DIRECTIONS
Output only the line that contains "Read all visible content and emit it as JSON." and the lines after it, all verbatim, through the last one below.
AVAILABLE RECORDS Block Start
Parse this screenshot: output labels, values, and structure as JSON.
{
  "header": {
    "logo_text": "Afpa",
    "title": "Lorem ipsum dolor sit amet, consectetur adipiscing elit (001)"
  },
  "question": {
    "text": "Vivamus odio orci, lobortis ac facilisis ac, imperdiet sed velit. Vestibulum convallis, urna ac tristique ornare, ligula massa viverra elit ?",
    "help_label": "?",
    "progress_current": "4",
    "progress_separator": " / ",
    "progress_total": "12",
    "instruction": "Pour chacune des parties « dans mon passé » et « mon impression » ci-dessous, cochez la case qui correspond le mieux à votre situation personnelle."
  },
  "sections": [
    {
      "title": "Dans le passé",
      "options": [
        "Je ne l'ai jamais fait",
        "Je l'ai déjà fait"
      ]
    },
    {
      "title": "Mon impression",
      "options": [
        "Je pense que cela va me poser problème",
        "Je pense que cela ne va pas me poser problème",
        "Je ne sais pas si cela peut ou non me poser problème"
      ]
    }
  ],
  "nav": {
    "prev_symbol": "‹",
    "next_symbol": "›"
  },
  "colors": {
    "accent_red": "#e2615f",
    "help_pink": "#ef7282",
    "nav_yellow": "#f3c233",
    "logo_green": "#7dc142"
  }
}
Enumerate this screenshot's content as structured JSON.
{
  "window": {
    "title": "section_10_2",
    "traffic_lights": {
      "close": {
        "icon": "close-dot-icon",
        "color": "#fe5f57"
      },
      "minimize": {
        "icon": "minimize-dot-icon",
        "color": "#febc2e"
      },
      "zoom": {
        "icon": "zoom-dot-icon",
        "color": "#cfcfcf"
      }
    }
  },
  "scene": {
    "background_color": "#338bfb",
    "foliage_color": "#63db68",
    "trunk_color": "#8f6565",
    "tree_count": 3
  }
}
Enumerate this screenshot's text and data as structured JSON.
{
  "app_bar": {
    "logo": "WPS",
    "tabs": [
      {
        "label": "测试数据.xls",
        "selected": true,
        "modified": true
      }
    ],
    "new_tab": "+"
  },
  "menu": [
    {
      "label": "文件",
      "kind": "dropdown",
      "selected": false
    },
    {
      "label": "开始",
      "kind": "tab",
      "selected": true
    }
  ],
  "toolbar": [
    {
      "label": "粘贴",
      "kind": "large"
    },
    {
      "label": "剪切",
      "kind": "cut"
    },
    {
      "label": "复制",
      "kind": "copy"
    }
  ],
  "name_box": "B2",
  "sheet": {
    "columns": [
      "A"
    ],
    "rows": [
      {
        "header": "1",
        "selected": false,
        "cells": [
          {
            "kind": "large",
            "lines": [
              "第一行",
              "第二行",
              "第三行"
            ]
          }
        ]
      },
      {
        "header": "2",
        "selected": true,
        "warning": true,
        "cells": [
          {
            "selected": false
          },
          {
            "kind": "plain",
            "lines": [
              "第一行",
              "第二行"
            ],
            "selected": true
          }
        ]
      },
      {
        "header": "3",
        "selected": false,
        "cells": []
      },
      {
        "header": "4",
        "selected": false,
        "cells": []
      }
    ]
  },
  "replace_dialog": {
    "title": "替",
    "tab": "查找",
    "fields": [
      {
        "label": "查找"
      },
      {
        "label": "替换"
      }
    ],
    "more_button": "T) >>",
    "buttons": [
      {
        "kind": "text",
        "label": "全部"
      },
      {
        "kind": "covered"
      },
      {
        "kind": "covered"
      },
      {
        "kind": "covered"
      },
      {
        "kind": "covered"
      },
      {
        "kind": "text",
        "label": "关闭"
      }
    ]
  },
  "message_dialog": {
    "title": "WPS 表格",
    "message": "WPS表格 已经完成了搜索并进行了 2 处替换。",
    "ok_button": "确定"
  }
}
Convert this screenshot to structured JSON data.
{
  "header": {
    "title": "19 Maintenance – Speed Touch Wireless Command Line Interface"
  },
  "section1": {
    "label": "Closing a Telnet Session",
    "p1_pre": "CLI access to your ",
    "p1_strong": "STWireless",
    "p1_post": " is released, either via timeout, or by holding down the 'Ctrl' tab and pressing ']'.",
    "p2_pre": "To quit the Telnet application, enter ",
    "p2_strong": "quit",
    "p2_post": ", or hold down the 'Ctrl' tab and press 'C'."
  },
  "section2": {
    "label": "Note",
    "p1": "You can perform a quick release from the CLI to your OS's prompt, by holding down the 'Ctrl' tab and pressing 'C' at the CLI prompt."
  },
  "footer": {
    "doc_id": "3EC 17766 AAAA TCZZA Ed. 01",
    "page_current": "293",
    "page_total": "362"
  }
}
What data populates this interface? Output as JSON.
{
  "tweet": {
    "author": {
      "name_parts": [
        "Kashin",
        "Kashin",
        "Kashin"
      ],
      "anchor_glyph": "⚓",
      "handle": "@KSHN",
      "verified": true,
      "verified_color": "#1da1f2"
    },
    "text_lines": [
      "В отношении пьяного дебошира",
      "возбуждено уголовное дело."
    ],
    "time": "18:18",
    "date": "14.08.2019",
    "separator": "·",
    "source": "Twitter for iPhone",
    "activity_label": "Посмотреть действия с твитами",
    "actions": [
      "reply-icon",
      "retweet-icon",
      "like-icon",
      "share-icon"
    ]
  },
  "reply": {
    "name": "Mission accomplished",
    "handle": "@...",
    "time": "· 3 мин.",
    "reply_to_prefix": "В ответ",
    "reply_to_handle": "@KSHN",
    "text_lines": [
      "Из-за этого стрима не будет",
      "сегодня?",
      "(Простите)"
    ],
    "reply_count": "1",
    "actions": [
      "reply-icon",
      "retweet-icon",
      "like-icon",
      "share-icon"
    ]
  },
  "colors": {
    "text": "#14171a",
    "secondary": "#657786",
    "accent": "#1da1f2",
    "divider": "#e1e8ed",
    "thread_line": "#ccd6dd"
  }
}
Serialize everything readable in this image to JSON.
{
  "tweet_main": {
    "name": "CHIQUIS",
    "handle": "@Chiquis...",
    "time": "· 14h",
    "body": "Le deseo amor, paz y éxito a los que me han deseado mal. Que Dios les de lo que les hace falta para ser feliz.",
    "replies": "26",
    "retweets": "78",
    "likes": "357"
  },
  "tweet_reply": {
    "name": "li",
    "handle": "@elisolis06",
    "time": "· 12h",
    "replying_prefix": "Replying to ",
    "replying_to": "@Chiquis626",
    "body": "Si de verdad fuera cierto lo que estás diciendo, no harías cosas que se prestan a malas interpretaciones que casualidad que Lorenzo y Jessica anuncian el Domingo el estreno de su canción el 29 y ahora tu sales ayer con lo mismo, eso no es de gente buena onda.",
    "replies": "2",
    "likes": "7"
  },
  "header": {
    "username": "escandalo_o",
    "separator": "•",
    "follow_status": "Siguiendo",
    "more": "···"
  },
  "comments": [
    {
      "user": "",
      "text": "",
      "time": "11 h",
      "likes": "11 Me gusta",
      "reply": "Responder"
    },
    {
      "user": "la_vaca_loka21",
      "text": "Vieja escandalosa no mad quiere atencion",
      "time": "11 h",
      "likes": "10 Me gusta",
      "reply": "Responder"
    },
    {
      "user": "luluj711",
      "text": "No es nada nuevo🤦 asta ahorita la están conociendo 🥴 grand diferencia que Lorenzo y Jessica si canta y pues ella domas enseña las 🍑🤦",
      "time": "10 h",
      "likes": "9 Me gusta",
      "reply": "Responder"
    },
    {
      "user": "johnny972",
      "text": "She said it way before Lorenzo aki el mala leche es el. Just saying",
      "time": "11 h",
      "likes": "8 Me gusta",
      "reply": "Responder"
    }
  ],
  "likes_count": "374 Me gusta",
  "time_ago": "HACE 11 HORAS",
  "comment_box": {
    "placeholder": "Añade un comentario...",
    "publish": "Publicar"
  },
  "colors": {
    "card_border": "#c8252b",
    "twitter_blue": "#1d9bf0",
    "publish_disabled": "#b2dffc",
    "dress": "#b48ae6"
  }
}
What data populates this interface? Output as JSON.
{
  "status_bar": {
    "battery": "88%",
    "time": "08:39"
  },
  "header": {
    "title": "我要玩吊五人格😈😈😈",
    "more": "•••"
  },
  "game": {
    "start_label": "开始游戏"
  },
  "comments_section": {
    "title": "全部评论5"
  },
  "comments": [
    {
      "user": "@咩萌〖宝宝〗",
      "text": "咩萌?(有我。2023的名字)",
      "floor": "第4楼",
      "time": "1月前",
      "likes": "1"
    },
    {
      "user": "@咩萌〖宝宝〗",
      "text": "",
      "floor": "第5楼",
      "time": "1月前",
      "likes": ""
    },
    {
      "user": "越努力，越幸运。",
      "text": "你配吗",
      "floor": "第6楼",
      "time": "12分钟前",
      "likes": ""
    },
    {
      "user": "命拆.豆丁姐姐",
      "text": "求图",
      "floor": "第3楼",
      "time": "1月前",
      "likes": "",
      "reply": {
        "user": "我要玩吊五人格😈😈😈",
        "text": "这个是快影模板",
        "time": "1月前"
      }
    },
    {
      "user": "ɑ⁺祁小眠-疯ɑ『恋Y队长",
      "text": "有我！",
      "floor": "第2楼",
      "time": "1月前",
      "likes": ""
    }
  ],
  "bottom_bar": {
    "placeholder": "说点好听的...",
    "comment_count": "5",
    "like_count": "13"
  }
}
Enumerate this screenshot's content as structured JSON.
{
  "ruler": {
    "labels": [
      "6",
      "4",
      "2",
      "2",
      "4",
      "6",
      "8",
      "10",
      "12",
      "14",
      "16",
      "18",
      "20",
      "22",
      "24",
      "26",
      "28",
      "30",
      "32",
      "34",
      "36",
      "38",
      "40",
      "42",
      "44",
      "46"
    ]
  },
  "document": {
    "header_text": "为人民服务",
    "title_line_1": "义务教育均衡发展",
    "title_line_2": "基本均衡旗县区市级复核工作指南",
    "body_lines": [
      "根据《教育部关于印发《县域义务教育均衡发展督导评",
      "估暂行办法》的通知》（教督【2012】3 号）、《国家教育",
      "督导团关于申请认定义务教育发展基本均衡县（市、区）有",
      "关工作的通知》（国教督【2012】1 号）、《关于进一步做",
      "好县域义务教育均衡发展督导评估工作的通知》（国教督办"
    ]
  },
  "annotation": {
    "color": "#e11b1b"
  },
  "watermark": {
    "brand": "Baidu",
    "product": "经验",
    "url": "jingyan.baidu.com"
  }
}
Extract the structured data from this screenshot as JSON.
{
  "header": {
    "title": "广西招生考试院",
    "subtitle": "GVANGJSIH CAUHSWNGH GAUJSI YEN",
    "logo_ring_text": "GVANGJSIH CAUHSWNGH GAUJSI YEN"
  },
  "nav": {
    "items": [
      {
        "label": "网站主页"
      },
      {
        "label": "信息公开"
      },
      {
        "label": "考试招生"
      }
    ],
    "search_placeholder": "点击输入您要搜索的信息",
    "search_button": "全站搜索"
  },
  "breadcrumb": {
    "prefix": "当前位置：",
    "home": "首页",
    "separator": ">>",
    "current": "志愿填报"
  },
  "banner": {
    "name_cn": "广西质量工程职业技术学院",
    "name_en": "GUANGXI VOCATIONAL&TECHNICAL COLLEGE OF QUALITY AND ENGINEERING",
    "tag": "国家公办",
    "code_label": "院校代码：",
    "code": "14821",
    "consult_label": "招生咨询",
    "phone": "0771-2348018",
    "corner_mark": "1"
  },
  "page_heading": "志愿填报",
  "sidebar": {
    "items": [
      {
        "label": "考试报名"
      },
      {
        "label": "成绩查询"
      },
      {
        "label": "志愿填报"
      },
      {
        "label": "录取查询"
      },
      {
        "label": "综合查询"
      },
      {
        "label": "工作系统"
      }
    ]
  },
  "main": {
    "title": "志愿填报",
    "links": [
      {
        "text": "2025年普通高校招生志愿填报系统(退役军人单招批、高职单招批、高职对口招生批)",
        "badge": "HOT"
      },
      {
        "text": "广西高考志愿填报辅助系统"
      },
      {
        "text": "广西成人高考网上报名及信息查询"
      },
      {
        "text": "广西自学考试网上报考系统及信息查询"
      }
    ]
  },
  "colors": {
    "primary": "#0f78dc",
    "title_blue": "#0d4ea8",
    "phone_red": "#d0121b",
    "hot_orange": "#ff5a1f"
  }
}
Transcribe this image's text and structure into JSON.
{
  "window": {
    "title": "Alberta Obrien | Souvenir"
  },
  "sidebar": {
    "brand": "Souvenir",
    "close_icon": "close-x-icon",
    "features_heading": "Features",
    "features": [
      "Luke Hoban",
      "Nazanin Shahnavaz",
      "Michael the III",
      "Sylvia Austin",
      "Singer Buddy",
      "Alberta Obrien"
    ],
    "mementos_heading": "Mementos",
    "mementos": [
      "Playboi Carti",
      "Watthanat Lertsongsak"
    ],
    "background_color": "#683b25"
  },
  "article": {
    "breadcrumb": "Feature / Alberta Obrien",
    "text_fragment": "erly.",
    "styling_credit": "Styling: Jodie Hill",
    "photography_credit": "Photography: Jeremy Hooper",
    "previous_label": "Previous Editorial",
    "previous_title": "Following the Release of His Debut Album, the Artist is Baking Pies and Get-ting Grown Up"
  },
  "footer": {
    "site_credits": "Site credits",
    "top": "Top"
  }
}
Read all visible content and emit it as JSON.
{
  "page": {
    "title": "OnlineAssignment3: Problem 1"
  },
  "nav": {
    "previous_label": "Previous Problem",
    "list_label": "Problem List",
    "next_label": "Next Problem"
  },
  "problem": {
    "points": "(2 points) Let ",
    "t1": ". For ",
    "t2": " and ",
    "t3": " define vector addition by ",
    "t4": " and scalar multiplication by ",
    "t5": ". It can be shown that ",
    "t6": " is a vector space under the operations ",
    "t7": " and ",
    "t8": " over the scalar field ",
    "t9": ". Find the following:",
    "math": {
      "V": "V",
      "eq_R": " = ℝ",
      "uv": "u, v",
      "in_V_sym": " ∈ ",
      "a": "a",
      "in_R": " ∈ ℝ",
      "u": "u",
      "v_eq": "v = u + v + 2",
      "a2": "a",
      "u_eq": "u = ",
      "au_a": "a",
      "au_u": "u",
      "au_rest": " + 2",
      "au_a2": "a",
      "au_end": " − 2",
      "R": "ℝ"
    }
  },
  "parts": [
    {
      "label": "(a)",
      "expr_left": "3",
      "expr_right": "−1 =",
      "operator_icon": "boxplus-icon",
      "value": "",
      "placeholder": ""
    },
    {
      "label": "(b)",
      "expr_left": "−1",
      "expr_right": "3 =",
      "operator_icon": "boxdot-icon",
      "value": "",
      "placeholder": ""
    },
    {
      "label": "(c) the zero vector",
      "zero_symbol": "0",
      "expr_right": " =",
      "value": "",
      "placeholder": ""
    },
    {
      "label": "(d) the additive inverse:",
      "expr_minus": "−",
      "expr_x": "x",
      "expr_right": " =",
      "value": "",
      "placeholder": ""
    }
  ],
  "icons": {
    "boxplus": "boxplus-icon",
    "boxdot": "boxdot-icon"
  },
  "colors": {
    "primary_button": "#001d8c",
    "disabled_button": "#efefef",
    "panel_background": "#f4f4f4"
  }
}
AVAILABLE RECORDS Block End
RESPONSE BELOW
Read all visible content and emit it as JSON.
{
  "page": {
    "title": "OnlineAssignment3: Problem 1"
  },
  "nav": {
    "previous_label": "Previous Problem",
    "list_label": "Problem List",
    "next_label": "Next Problem"
  },
  "problem": {
    "points": "(2 points) Let ",
    "t1": ". For ",
    "t2": " and ",
    "t3": " define vector addition by ",
    "t4": " and scalar multiplication by ",
    "t5": ". It can be shown that ",
    "t6": " is a vector space under the operations ",
    "t7": " and ",
    "t8": " over the scalar field ",
    "t9": ". Find the following:",
    "math": {
      "V": "V",
      "eq_R": " = ℝ",
      "uv": "u, v",
      "in_V_sym": " ∈ ",
      "a": "a",
      "in_R": " ∈ ℝ",
      "u": "u",
      "v_eq": "v = u + v + 2",
      "a2": "a",
      "u_eq": "u = ",
      "au_a": "a",
      "au_u": "u",
      "au_rest": " + 2",
      "au_a2": "a",
      "au_end": " − 2",
      "R": "ℝ"
    }
  },
  "parts": [
    {
      "label": "(a)",
      "expr_left": "3",
      "expr_right": "−1 =",
      "operator_icon": "boxplus-icon",
      "value": "",
      "placeholder": ""
    },
    {
      "label": "(b)",
      "expr_left": "−1",
      "expr_right": "3 =",
      "operator_icon": "boxdot-icon",
      "value": "",
      "placeholder": ""
    },
    {
      "label": "(c) the zero vector",
      "zero_symbol": "0",
      "expr_right": " =",
      "value": "",
      "placeholder": ""
    },
    {
      "label": "(d) the additive inverse:",
      "expr_minus": "−",
      "expr_x": "x",
      "expr_right": " =",
      "value": "",
      "placeholder": ""
    }
  ],
  "icons": {
    "boxplus": "boxplus-icon",
    "boxdot": "boxdot-icon"
  },
  "colors": {
    "primary_button": "#001d8c",
    "disabled_button": "#efefef",
    "panel_background": "#f4f4f4"
  }
}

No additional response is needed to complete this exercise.